┌─ Given entries

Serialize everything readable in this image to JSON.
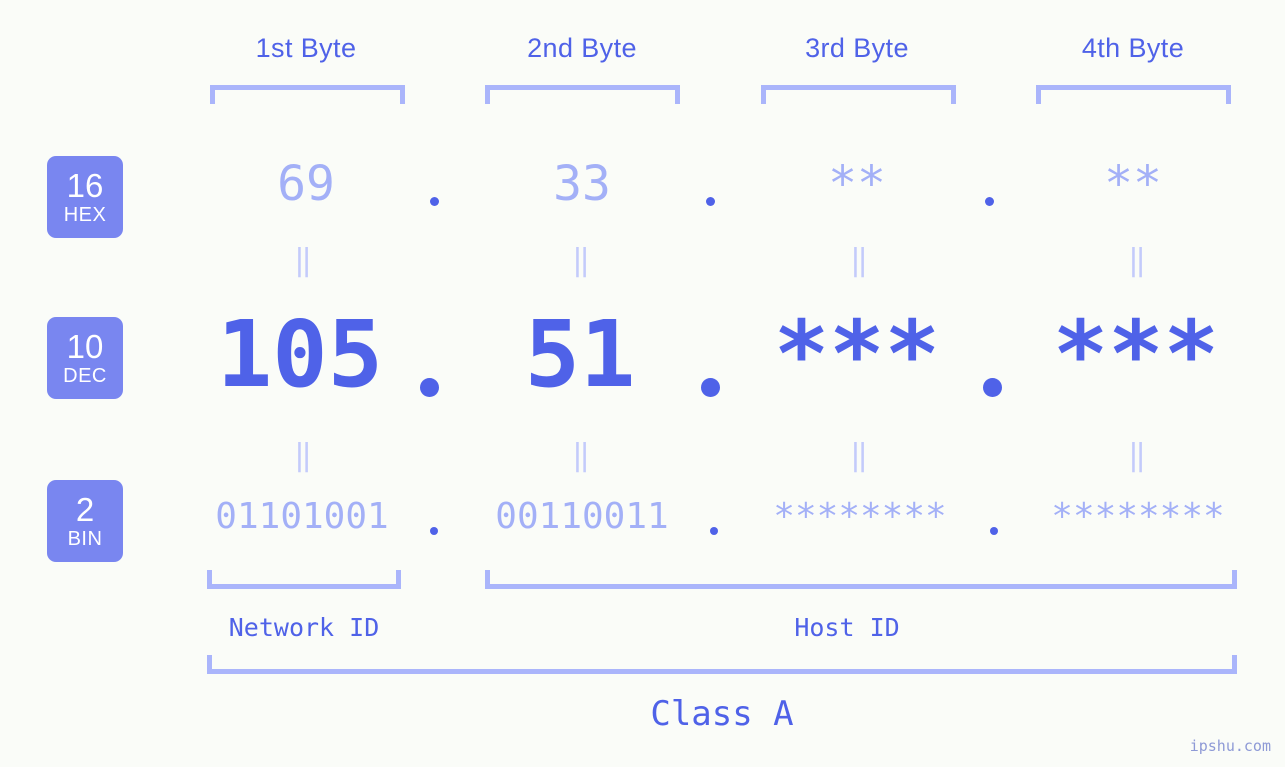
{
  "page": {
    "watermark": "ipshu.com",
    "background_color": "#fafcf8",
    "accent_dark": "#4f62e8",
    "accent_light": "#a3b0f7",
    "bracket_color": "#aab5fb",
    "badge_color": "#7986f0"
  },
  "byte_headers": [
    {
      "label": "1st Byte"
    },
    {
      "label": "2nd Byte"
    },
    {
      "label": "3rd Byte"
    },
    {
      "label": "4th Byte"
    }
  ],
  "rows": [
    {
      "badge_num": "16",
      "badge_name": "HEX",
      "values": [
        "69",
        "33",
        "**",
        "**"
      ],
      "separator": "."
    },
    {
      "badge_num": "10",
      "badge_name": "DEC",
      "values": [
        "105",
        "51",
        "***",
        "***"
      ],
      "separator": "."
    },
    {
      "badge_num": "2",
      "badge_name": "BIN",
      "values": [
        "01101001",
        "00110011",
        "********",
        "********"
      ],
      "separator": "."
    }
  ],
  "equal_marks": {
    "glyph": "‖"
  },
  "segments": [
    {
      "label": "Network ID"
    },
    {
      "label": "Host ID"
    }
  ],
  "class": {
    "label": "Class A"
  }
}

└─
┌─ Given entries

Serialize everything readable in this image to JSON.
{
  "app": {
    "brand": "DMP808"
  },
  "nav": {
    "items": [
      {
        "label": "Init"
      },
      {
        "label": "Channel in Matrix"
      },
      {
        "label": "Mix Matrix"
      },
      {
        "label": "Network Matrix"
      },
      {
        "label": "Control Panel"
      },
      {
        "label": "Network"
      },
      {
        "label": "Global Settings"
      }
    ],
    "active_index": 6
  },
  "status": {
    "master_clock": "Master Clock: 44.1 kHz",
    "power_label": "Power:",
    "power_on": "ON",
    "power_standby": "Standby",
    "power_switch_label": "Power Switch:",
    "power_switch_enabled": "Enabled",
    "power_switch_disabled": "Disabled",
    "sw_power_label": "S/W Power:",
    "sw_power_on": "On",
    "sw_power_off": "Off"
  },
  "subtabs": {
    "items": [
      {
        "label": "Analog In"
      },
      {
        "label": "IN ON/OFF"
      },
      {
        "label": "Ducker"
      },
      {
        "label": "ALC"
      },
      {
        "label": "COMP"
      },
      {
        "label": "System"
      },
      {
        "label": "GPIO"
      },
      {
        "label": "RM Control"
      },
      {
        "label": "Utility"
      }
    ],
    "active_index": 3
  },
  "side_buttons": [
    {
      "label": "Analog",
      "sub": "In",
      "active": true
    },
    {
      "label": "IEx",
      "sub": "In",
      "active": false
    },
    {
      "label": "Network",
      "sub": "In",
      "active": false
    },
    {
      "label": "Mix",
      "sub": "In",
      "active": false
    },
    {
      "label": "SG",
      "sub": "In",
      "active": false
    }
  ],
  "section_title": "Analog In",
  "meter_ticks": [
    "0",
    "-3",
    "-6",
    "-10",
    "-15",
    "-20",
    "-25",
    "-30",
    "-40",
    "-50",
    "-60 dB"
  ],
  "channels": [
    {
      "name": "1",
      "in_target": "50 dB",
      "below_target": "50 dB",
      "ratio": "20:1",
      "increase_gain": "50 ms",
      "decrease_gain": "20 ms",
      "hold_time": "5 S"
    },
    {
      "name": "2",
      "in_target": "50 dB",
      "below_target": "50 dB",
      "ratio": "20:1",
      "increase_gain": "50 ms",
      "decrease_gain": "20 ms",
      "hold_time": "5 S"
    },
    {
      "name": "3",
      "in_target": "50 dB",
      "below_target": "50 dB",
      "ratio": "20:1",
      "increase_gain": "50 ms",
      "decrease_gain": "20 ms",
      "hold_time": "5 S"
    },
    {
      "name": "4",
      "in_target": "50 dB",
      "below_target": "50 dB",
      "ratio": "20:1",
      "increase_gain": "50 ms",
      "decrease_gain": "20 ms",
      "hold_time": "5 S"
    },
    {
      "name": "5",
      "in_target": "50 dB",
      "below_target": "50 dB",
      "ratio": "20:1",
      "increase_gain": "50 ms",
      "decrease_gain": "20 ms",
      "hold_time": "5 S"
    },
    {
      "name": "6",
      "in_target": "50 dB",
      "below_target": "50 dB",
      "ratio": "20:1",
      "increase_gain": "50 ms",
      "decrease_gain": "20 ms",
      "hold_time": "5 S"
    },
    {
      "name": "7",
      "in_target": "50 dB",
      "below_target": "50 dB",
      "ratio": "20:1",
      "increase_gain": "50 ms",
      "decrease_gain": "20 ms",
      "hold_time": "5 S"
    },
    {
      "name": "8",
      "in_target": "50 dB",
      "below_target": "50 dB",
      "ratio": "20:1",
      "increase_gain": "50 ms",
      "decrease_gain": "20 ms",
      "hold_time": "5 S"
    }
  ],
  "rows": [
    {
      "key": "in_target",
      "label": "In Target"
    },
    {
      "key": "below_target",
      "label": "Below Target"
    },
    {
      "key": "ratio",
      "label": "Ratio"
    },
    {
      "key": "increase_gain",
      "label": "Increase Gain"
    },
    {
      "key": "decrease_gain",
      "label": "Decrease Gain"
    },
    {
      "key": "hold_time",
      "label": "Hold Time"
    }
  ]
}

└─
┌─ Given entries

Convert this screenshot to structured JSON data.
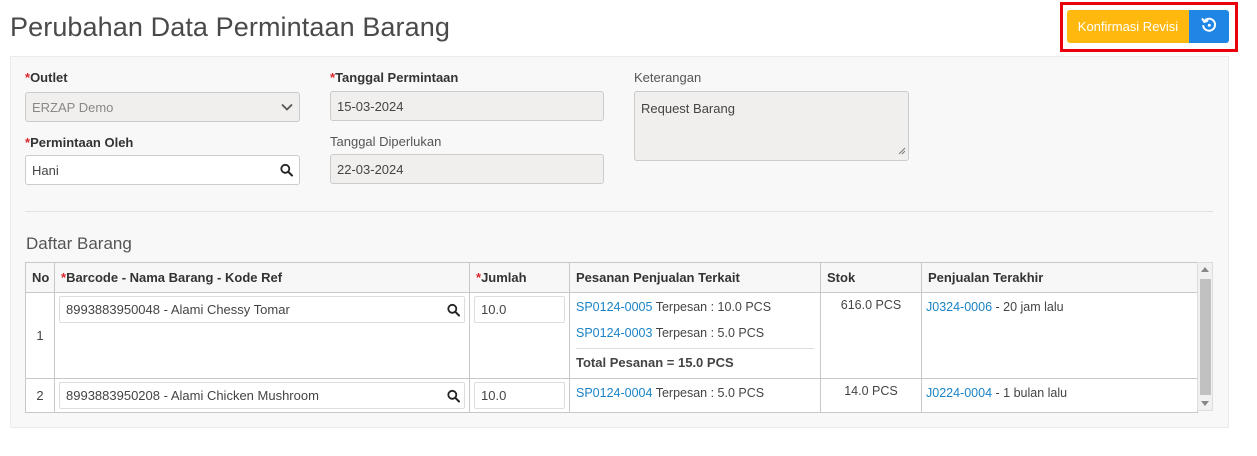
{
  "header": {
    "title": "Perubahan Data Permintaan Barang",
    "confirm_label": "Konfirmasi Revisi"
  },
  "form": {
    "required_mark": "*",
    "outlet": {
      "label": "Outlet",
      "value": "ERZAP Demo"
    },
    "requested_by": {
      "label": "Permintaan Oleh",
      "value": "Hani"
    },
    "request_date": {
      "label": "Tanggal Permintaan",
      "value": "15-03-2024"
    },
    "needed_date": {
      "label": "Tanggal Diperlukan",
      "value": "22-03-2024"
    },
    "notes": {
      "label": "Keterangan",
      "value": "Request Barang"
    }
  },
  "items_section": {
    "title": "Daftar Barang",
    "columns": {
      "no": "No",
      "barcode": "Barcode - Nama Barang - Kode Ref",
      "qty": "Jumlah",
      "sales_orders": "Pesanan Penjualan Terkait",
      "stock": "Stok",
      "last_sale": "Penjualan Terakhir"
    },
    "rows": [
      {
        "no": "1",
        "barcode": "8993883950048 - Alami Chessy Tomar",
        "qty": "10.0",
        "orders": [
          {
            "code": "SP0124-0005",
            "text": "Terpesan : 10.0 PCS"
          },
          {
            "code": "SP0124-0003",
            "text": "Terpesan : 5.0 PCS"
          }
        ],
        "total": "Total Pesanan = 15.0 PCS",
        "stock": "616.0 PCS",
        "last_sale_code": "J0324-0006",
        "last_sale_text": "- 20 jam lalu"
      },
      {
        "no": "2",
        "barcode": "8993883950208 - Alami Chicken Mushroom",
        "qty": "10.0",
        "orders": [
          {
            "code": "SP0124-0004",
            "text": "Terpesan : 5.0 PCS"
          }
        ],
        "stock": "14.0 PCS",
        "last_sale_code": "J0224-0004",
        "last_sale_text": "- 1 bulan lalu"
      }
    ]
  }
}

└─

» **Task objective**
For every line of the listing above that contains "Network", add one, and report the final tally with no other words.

» **Written response**
4